21st May 2002, 20:05
OK, so that's the helicopter question dealt with :D

How would main line passenger aircraft fare, if they tried it inverted? Is the problem becoming inverted (in a controlled manner!) or would be staying there?

Dan Winterland
21st May 2002, 20:18
IMHO, most could be flown into the inverted position - the prototype 707 was barrell rolled. Holding it inverted would not present too much of a problem either. Although all airliners will not be cleared for inverted flight, the structure should be able to take it.

The problem comes with feeding the engines. Of the big aircraft I have flown, only one has had a system to maintain fuel pressure under negative g - and that was a military jet.

niallcooney
21st May 2002, 21:49
As long as there's fuel pumps in your inverted Airbus, there's hope! Of course you'd have to be in Direct law... :( Passengers might get a bit grumpy too, but what the hey... they were like that when they got there! A Boeing would probably do a better job... doesn't need all those fancy systems if it can still do what the computers say it can't.

Nial

The Greaser
21st May 2002, 22:06
Sure you could fly an airliner inverted, but naturally you would be unable to maintain altitude during the manouevre.

TwinNDB
21st May 2002, 23:57
Didnt they lose an engine in that 707 when they did the roll? I can remember something about it, like pulling too many G's and one of the engines becoming 'displaced'!!! :eek:

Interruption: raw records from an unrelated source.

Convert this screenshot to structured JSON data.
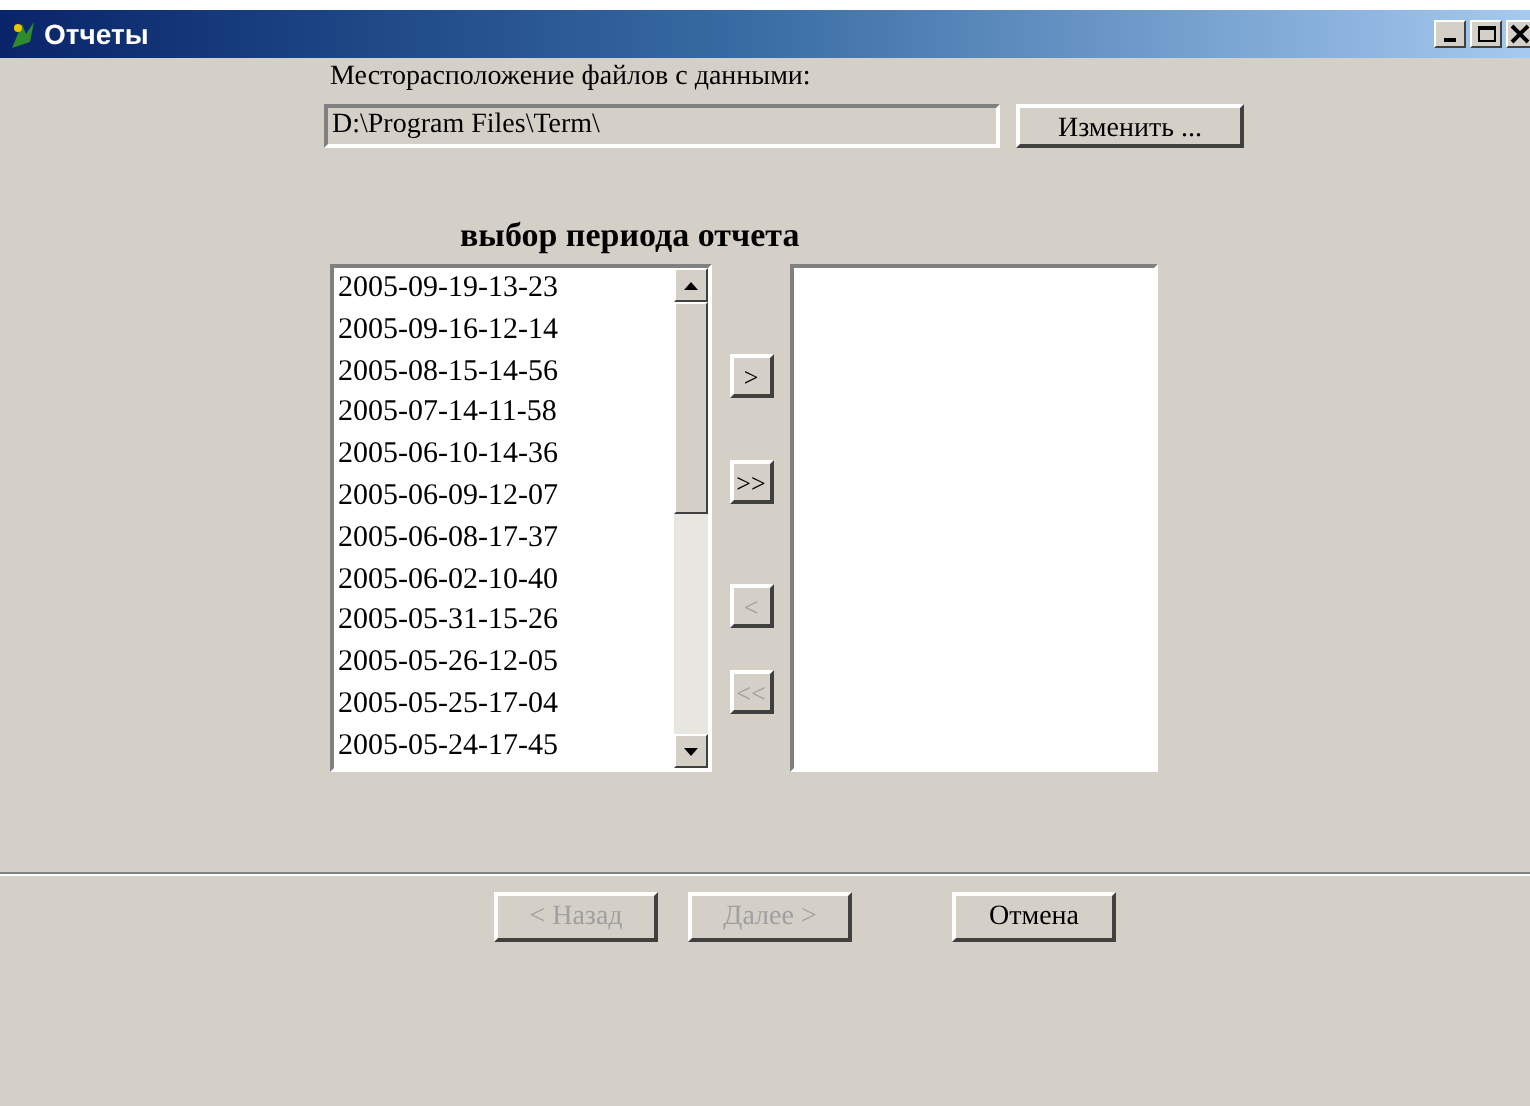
{
  "window": {
    "title": "Отчеты"
  },
  "location_label": "Месторасположение файлов с данными:",
  "location_field": {
    "value": "D:\\Program Files\\Term\\"
  },
  "change_button": {
    "label": "Изменить ...",
    "disabled": false
  },
  "period_heading": "выбор периода отчета",
  "available_list": [
    {
      "label": "2005-09-19-13-23",
      "selected": false
    },
    {
      "label": "2005-09-16-12-14",
      "selected": false
    },
    {
      "label": "2005-08-15-14-56",
      "selected": false
    },
    {
      "label": "2005-07-14-11-58",
      "selected": false
    },
    {
      "label": "2005-06-10-14-36",
      "selected": false
    },
    {
      "label": "2005-06-09-12-07",
      "selected": false
    },
    {
      "label": "2005-06-08-17-37",
      "selected": false
    },
    {
      "label": "2005-06-02-10-40",
      "selected": false
    },
    {
      "label": "2005-05-31-15-26",
      "selected": false
    },
    {
      "label": "2005-05-26-12-05",
      "selected": false
    },
    {
      "label": "2005-05-25-17-04",
      "selected": false
    },
    {
      "label": "2005-05-24-17-45",
      "selected": false
    }
  ],
  "move_buttons": [
    {
      "label": ">",
      "disabled": false
    },
    {
      "label": ">>",
      "disabled": false
    },
    {
      "label": "<",
      "disabled": true
    },
    {
      "label": "<<",
      "disabled": true
    }
  ],
  "footer_buttons": [
    {
      "label": "< Назад",
      "disabled": true
    },
    {
      "label": "Далее >",
      "disabled": true
    },
    {
      "label": "Отмена",
      "disabled": false
    }
  ]
}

'%MAC'
22nd May 2002, 00:33
A barrel roll, or displacement roll, is a one positive g maneuver, no harm there, except I hear in an Airbus inverted flight resets the computers. (I don’t fly the ‘bus so that is an unsubstantiated rumor.)

Transport category aircraft are not stressed for sustained negative g flight. Lots of bad things happen in a negative g environment; coffee spilling out of the pots, oil not reaching bearings, batteries leaking corrosive fluids, very limited maneuver margins, etc. Minimum maneuvering load factors are covered in 25.337 and specify only –1 g as the lower limit and +3.8 as the upper limit. It may be possible for short durations, but the stress on the engine pylons might be too much, there is a difference in pushing and pulling. Pylons designed for pushing might not hold up to pulling.

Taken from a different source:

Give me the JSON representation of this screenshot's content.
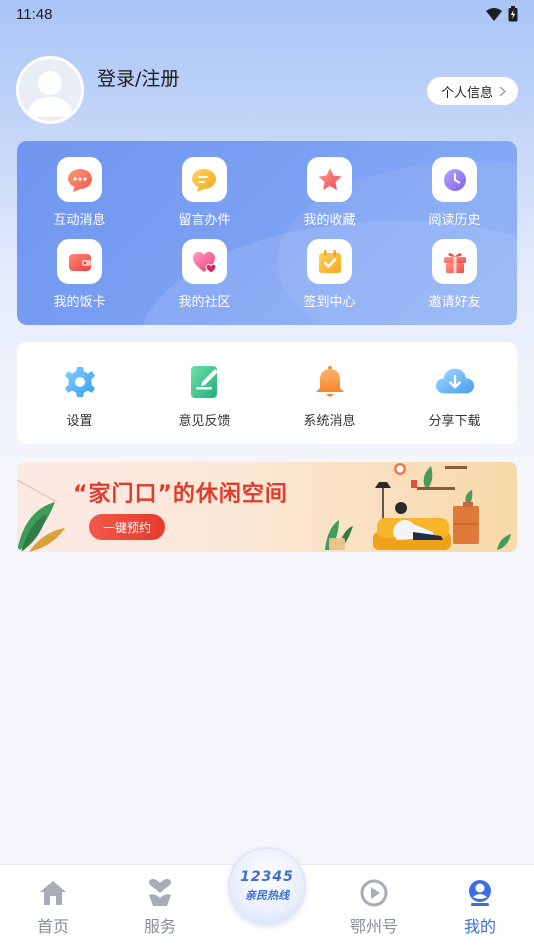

In the book Bravo Two Zero, Andy McNab writes that the transport they were on did a roll, also I have talked with sources that say the 727 does a fairly decent roll. Others would know more, but that’s my two cents.

[edited to correct homonyms, role = roll]

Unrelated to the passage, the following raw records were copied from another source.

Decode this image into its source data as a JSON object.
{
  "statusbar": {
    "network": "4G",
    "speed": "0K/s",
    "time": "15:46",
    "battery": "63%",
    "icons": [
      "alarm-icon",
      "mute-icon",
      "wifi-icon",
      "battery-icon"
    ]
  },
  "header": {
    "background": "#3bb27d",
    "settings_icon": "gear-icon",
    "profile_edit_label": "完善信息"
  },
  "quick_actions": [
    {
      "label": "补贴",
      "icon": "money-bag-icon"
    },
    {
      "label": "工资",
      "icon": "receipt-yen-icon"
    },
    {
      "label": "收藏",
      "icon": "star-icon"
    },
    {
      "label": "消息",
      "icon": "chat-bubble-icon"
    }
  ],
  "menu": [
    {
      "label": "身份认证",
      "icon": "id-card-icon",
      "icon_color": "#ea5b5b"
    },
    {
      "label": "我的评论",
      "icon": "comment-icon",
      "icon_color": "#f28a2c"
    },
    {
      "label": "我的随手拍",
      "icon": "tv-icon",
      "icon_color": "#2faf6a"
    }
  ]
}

PAXboy
22nd May 2002, 13:34
Thansk folks, that pretty much confirms what I thought.

I can confirm that many of my fellow PAX would be grumpy even if the a/c shifted them to destination as fast as a Trek matter transporter :rolleyes:

As to the observation, "In the book Bravo Two Zero, Andy McNab writes that the transport they were on did a role [sic]." The story that Mr McNab wrote has been exposed as wildly over the top exaggeration, so am not inclined to believe him in this one either!

Dale Harris
23rd May 2002, 10:54
727 has been intentionally barrel rolled. Many years ago, by an AN captain, who shall remain nameless. Eventually he got over the *****pile it created for him!!!!!!!
Test Flight of course!!!!!!

Cornish Jack
23rd May 2002, 10:55
Dan Winterland
Did you ever come across the Sim recording of Major Fred's aero sequence in the 10 tanker? He used to offer it as an intro to new tanker course chaps.
I watched him fly an inverted ILS during one of his Sim sessions (from the console) and the trace was spot on until the flare - pulled instead of pushed ! :D The loop part of the aero sequence required much CB pulling. :D

cwatters
23rd May 2002, 21:38
> The problem comes with feeding the engines...

Nope. Feeding the passengers will be far harder.

Intruder
23rd May 2002, 22:03
The "unfeeding" of the passengers would be worse yet...